“They dismissed the case with prejudice, and assigned Scott all of his assets,” Wolfe told us. “It’s what you’d call compete victory. We wish the Cohens’ well.”
According to the now tossed lawsuit, the Cohens’ said they agreed to help Storch make a comeback by forming a company, CCS Music Group, where Storch would produce music and the Cohens’ would own and sell it. As part of the deal, Storch agreed to transfer his music publishing rights and let the company use his name and likeness to promote the music, according to court docs.
But the brothers claimed although they’d spent $1 million on building up the company and paid Storch’s rent and a salary, he backed out of their deal. They wanted Storch back producing for them full time, more than $4 million in damages and an injunction barring Storch from working with his gal pal Mirsky.
The Cohens’ lawyer, Darren Heitner, wouldn’t comment on specifics of the settlement, but confirmed the case was dismissed.
“No comment, other than that the parties have peacefully resolved all prior disputes,” he told BOSSIP via email.
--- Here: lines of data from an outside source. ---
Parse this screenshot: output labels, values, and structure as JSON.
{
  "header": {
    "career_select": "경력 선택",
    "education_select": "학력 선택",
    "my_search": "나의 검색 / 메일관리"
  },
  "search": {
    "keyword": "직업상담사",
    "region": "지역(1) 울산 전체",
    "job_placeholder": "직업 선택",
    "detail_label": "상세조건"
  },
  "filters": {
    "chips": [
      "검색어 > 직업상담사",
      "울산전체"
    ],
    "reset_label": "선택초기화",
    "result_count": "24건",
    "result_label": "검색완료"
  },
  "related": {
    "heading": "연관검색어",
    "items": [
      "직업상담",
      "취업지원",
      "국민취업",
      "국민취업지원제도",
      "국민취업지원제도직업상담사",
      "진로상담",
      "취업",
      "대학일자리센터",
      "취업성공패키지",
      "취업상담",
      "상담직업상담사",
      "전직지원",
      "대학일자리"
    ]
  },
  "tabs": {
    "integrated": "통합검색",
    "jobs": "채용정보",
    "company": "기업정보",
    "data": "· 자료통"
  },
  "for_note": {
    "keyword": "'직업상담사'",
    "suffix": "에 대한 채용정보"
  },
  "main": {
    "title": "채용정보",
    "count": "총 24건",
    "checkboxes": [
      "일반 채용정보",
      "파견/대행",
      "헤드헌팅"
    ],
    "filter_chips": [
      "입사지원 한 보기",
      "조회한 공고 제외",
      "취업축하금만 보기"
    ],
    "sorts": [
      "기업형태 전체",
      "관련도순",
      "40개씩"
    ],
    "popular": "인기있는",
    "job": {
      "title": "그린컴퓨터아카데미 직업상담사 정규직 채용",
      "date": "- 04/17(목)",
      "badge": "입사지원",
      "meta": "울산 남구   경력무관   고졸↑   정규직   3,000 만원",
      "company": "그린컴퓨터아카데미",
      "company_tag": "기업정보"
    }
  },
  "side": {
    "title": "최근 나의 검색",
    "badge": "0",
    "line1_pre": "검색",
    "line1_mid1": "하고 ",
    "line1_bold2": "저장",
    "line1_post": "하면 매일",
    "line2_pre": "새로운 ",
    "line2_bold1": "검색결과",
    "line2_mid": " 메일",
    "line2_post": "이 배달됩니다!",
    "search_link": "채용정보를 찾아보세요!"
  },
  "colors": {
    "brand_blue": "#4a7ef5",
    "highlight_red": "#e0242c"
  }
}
Storch filed for bankruptcy last year, listing assets of $3,600 and debts of $4.4 million.